Lack of health care, education for detained migrant children | San Francisco Chronicle

The study, by UCLA’s Fielding School of Public Health’s World Policy Analysis Center, found that the United States trails behind dozens of other “high-income” countries in its treatment of immigrant children who are detained… Jody Heymann, lead author of the study and the director of the Analysis Center, said that the country “lags behind when it comes to protecting the most fundamental rights of migrant children.”

Contraceptives do little to improve lives of poorest women | TIME

“We don’t see any changes in economic prospects,” says Randall Kuhn, an associate professor in community health sciences at UCLA, and the senior author of the paper. “We don’t see positive changes in health. The one change that we do observe is that women in the treatment area have slightly higher body mass index.”

Vaping while pregnant raises odds of ‘preemie’ babies | HealthDay News

Women who use electronic cigarettes during pregnancy may be at heightened risk of having an underweight or preterm baby, a new study suggests … “The take-home message is that it’s best to abstain from e-cigarettes while you’re pregnant, if you can,” said lead researcher Annette Regan, an assistant professor at the University of California, Los Angeles.

Mental health impacts of wildfires | U.S. News & World Report

Besides the devastating damage fire can inflict on communities, experts are only beginning to understand the mental health risk of fire and smoke, according to a recent report from the University of California–Los Angeles. “Wildfires are occurring with increasing frequency and severity each year, and each year their impacts on people become clearer,” one of the report’s authors, May M.T. Kyaw, said in a press release. (Also: UCLA’s Dr. David Eisenman is interviewed by KTTV-TV.)

Seeking clarity on COVID-19 school guidance | KNBC-TV

“It’s a completely new normal now.
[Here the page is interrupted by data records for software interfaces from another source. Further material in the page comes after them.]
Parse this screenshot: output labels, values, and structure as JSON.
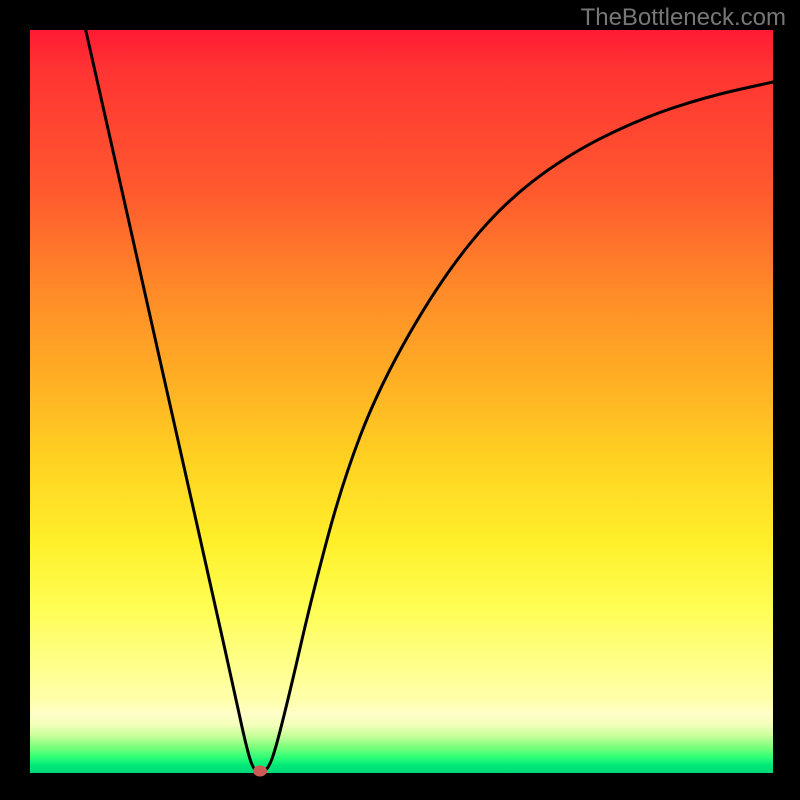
{
  "watermark": "TheBottleneck.com",
  "chart_data": {
    "type": "line",
    "title": "",
    "xlabel": "",
    "ylabel": "",
    "xlim": [
      0,
      1
    ],
    "ylim": [
      0,
      1
    ],
    "grid": false,
    "series": [
      {
        "name": "bottleneck-curve",
        "x": [
          0.075,
          0.1,
          0.15,
          0.2,
          0.25,
          0.275,
          0.29,
          0.3,
          0.31,
          0.32,
          0.33,
          0.35,
          0.38,
          0.42,
          0.47,
          0.55,
          0.63,
          0.72,
          0.82,
          0.91,
          1.0
        ],
        "values": [
          1.0,
          0.889,
          0.667,
          0.444,
          0.222,
          0.11,
          0.04,
          0.005,
          0.0,
          0.005,
          0.03,
          0.11,
          0.24,
          0.39,
          0.52,
          0.66,
          0.76,
          0.83,
          0.88,
          0.91,
          0.93
        ]
      }
    ],
    "minimum_marker": {
      "x": 0.31,
      "y": 0.0
    },
    "colors": {
      "curve": "#000000",
      "marker": "#cc5a55",
      "gradient_top": "#ff1a33",
      "gradient_bottom": "#00d878"
    }
  }
}
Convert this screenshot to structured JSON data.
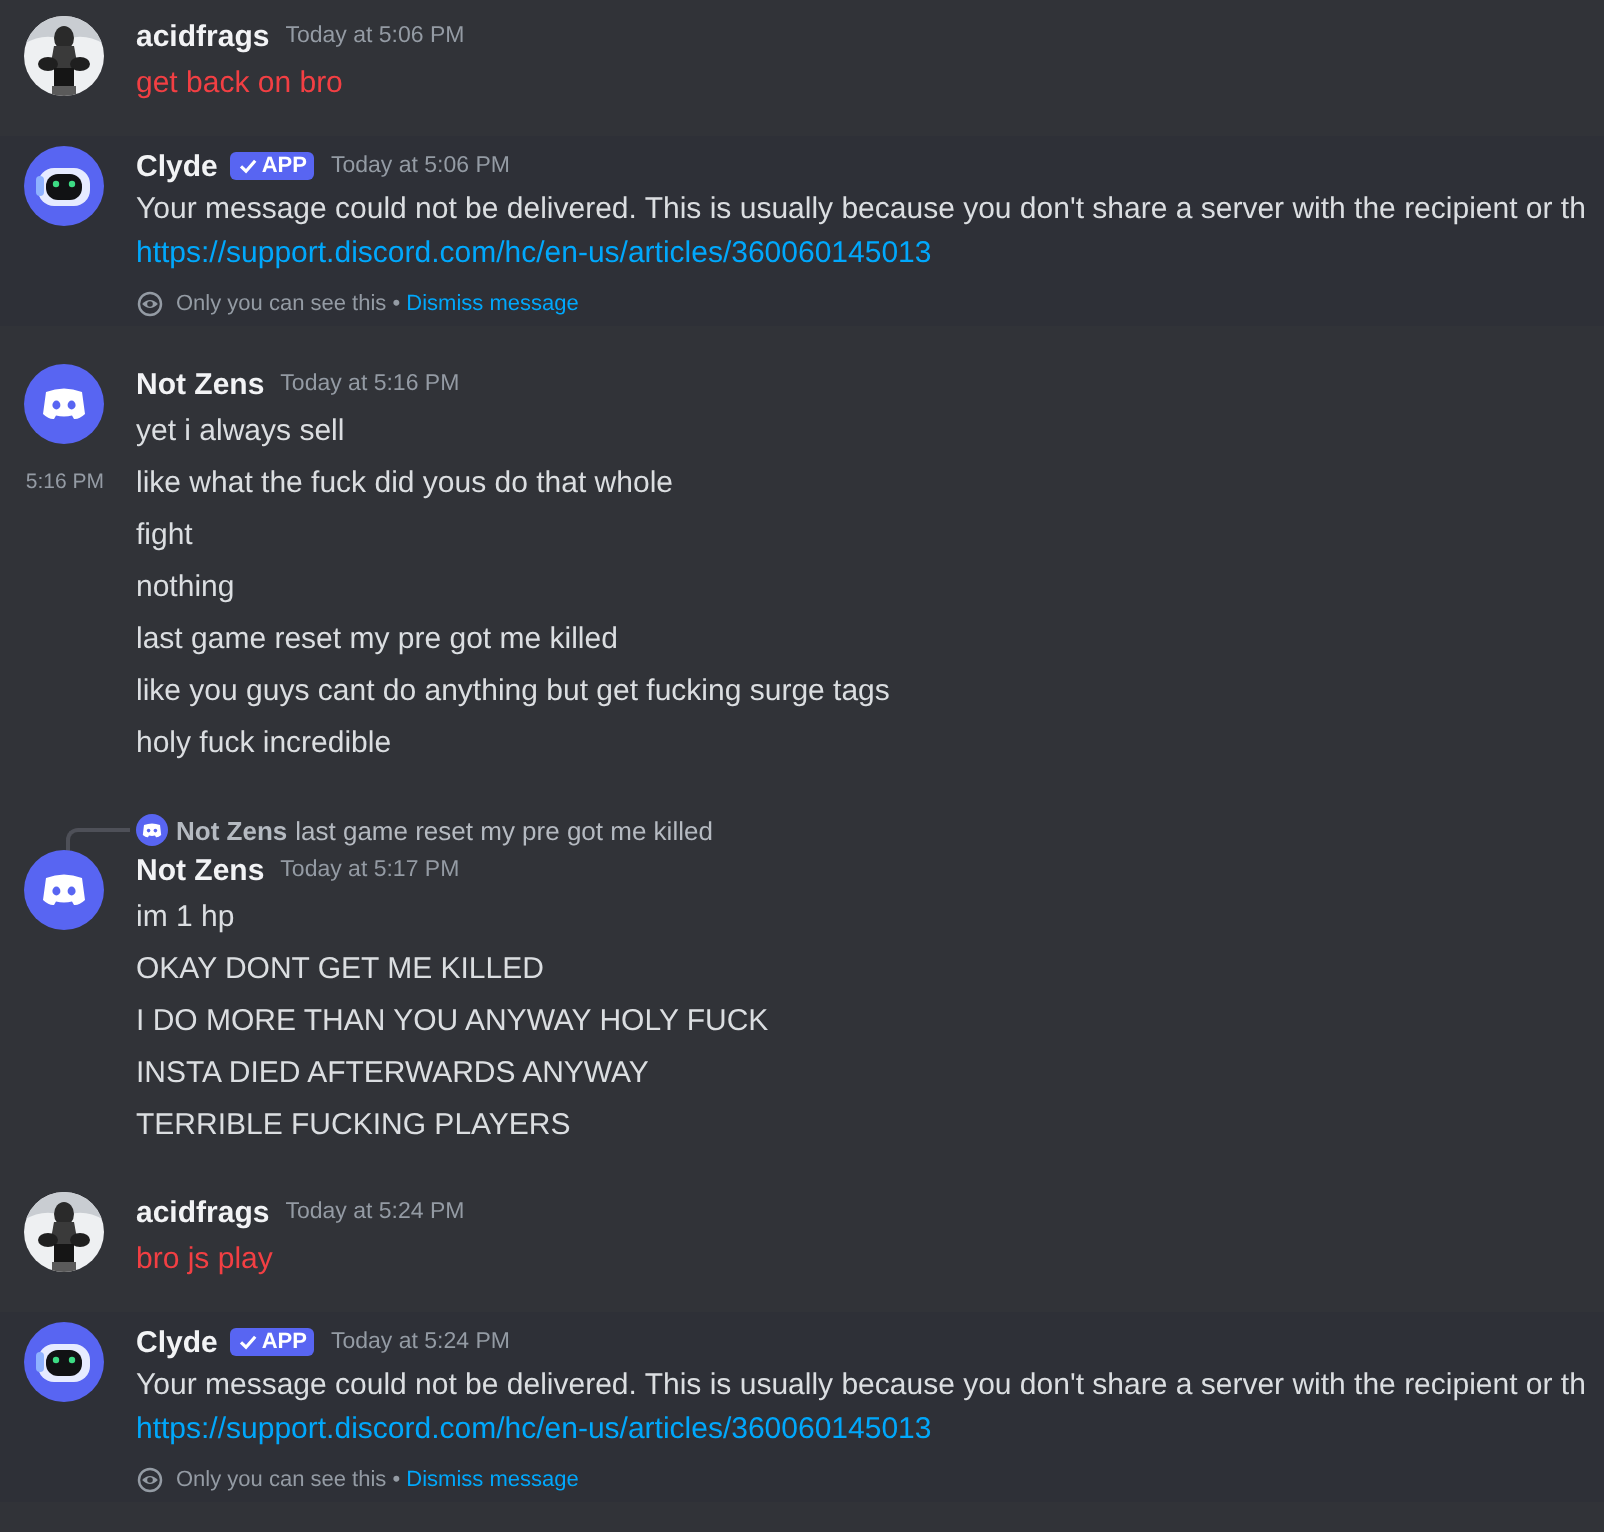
{
  "messages": [
    {
      "author": "acidfrags",
      "time": "Today at 5:06 PM",
      "lines": [
        {
          "text": "get back on bro",
          "failed": true
        }
      ]
    },
    {
      "author": "Clyde",
      "avatar": {
        "kind": "clyde"
      },
      "badge": "APP",
      "time": "Today at 5:06 PM",
      "lines": [
        {
          "text": "Your message could not be delivered. This is usually because you don't share a server with the recipient or th",
          "failed": false
        }
      ],
      "link": "https://support.discord.com/hc/en-us/articles/360060145013",
      "ephemeral": {
        "note": "Only you can see this",
        "separator": "•",
        "action": "Dismiss message"
      }
    },
    {
      "author": "Not Zens",
      "avatar": {
        "kind": "default"
      },
      "time": "Today at 5:16 PM",
      "lines": [
        {
          "text": "yet i always sell",
          "failed": false
        },
        {
          "text": "like what the fuck did yous do that whole",
          "failed": false,
          "side_time": "5:16 PM"
        },
        {
          "text": "fight",
          "failed": false
        },
        {
          "text": "nothing",
          "failed": false
        },
        {
          "text": "last game reset my pre got me killed",
          "failed": false
        },
        {
          "text": "like you guys cant do anything but get fucking surge tags",
          "failed": false
        },
        {
          "text": "holy fuck incredible",
          "failed": false
        }
      ]
    },
    {
      "author": "Not Zens",
      "avatar": {
        "kind": "default"
      },
      "time": "Today at 5:17 PM",
      "reply": {
        "author": "Not Zens",
        "text": "last game reset my pre got me killed"
      },
      "lines": [
        {
          "text": "im 1 hp",
          "failed": false
        },
        {
          "text": "OKAY DONT GET ME KILLED",
          "failed": false
        },
        {
          "text": "I DO MORE THAN YOU ANYWAY HOLY FUCK",
          "failed": false
        },
        {
          "text": "INSTA DIED AFTERWARDS ANYWAY",
          "failed": false
        },
        {
          "text": "TERRIBLE FUCKING PLAYERS",
          "failed": false
        }
      ]
    },
    {
      "author": "acidfrags",
      "time": "Today at 5:24 PM",
      "lines": [
        {
          "text": "bro js play",
          "failed": true
        }
      ]
    },
    {
      "author": "Clyde",
      "avatar": {
        "kind": "clyde"
      },
      "badge": "APP",
      "time": "Today at 5:24 PM",
      "lines": [
        {
          "text": "Your message could not be delivered. This is usually because you don't share a server with the recipient or th",
          "failed": false
        }
      ],
      "link": "https://support.discord.com/hc/en-us/articles/360060145013",
      "ephemeral": {
        "note": "Only you can see this",
        "separator": "•",
        "action": "Dismiss message"
      }
    }
  ]
}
Because for a lot of our students, they’ve been out of school for close to a year and a half… I think we’re going to have to orient our students about what school’s going to look like, especially our young ones, who may have a little bit more of a challenge in keeping masks on for long periods of time,” said UCLA’s Tyrone Howard (approx. 0:35 mark).

1 in 4 LGBTQ youths in U.S. identifies as nonbinary | New York Daily News

Last month, the Williams Institute at UCLA School of Law, the nation’s leading research center on sexual orientation and gender identity law and public policy, released the findings of a study entitled “Nonbinary LGBTQ Adults in the United States.” The study used data collected from 2016 to 2018 … and looked at characteristics of LGBTQ adults, ages 18-60 who identify as nonbinary.

The growing importance of India on the world stage | KPCC-FM

“India is the other giant Asian country that also happens to be a democracy, and one where there’s a lot of potential ties for the United States. But those ties haven’t been fully developed in the ways that I think some hope,” said UCLA’s Kal Raustiala.

California drought and water restrictions | KQED’s “The California Report”

“My fervent hope is that we see an early onset to the rainy season this year … Maybe the rains will arrive in September or October this year. That would sure be nice,” said UCLA’s Daniel Swain (approx. 1:14 mark).

Will we need COVID booster shots? | KABC-TV

“I think it’s pretty likely that we will need one, for at least two reasons. One is there are a lot of data showing that the antibodies don’t last forever. They’re dropping steadily. And the second is that as the virus continues to evolve, we may need vaccinations that are specifically targeted against certain variants,” said UCLA’s Dr. Otto Yang.

Immigrants healthier than native-born, but advantage fades | WebMD

Arturo Vargas Bustamante, PhD, a professor of health policy and management at UCLA’s Fielding School of Public Health and the paper’s lead author, told WebMD that a third reason for the disparity between the health status of immigrant and native-born populations is the “healthy immigrant effect.” What this means is that people who choose to face the rigors and challenges of emigrating to a foreign nation tend to be stronger, physically and mentally, than other people from their home country.